18 of 20 people found the following review helpful
Dr. Mohler's much-anticipated 1st book will edify the church,
This review is from: Culture Shift: Engaging Current Issues with Timeless Truth (Today's Critical Concerns) (Hardcover)
"If you were a fish, would you realize you were wet? Every person is deeply embedded in today's cultural reality. Many are fundamentally unaware of this fact, but Christian faithfulness requires a thoughtful and conscious application of God's truth to everyday situations."
So writes Al Mohler, president of The Southern Baptist Theological Seminary, in his new book out this month. What is amazing is that this is the first book authored solely by Mohler. He writes a mountain of words on his blog each week to the benefit of the church, and he has contributed individual chapters to numerous books. However, this is his very first book with only his name on the author line.
Of course, introducing Mohler to readers of this paper is like introducing you to your own mother, for both have consistently served up nutritious food over the years - spiritual and material.

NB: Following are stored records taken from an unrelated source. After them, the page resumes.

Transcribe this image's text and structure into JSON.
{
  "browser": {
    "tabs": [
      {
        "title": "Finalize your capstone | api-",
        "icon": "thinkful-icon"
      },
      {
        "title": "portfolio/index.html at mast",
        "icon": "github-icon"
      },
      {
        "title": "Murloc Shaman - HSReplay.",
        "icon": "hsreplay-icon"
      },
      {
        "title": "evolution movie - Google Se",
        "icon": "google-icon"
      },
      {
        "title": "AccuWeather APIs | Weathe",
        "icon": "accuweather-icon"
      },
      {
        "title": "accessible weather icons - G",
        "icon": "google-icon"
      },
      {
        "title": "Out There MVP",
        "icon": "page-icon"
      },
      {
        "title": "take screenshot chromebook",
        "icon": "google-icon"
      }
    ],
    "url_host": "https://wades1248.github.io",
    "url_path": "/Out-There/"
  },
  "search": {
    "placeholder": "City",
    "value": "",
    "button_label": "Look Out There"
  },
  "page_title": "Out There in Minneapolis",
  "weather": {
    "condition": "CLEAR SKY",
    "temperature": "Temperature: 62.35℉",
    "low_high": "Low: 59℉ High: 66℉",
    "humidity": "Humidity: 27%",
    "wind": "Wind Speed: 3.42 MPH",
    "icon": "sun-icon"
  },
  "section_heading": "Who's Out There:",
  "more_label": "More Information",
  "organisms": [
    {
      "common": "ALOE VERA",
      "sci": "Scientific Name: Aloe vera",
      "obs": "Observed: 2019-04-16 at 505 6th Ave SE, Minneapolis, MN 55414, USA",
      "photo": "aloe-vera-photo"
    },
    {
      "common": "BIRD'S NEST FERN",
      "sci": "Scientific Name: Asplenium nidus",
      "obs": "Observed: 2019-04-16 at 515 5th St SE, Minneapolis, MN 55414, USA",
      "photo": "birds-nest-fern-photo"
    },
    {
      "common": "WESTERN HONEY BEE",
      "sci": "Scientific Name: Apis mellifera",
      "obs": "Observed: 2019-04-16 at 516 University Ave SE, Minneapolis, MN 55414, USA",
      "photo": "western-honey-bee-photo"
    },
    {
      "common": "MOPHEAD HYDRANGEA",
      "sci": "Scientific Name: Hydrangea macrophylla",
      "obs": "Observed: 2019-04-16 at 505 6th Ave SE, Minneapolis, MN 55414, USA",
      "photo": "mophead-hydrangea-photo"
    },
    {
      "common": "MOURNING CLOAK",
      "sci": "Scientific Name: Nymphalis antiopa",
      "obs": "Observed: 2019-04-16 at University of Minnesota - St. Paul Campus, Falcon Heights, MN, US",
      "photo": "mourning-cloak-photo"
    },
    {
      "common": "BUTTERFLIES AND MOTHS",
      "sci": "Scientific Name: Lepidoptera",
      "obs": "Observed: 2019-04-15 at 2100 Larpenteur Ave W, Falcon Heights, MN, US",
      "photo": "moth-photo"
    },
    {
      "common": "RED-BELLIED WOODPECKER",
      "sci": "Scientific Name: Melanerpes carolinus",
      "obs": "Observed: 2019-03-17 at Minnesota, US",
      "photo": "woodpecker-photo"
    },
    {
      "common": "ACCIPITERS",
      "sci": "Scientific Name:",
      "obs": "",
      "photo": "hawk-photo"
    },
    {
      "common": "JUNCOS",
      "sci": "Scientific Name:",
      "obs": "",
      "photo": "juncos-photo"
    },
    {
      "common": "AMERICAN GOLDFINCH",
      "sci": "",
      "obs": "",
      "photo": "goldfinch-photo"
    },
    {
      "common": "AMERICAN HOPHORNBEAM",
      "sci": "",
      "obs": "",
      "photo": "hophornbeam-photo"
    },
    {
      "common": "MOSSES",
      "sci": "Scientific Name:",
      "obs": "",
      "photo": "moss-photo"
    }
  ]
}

It has now been nearly a decade since Chuck Colson and Nancy Pearcey gave us the influential manifesto How Now Shall We Live?, calling Christians to understand and act upon the knowledge that American culture is "post-Christian." In so doing, Colson and Pearcey taught terms like "Christian worldview" and "postmodern" to an entire generation of Christians.
With the theological mind of Jonathan Edwards and the pastoral heart of Charles Spurgeon, Mohler takes up Colson's challenge to apply a consistent biblical worldview to all of life. In a quick-moving book of 178 pages, Mohler tackles grade inflation, Hurricane Katrina, Supreme Court decisions, abortion, tsunami and theodicy, politics, biomedicine, and public school education - just to name a few. As such, Mohler consciously stands in the tradition of his mentor, Carl F. H. Henry, who argued against disengagement from cultural issues in his book The Uneasy Conscience of Modern Fundamentalism.
With Schwarzenegger-sized intellectual muscles at his disposal, you have to admire that the first book Mohler put forth is easily-accessible to any thinking Christian. Writing for the Christian in the pew rather than the scholar in the ivory tower, Mohler puts forth his positions with coherence and clarity. Upon reading Mohler's analysis, people in the local church will be better equipped to converse about these thorny cultural and theological issues.
I gladly join in with John Piper, C.J. Mahaney, David Dockery, and others in recommending this book for your beginning-of-the-year reading.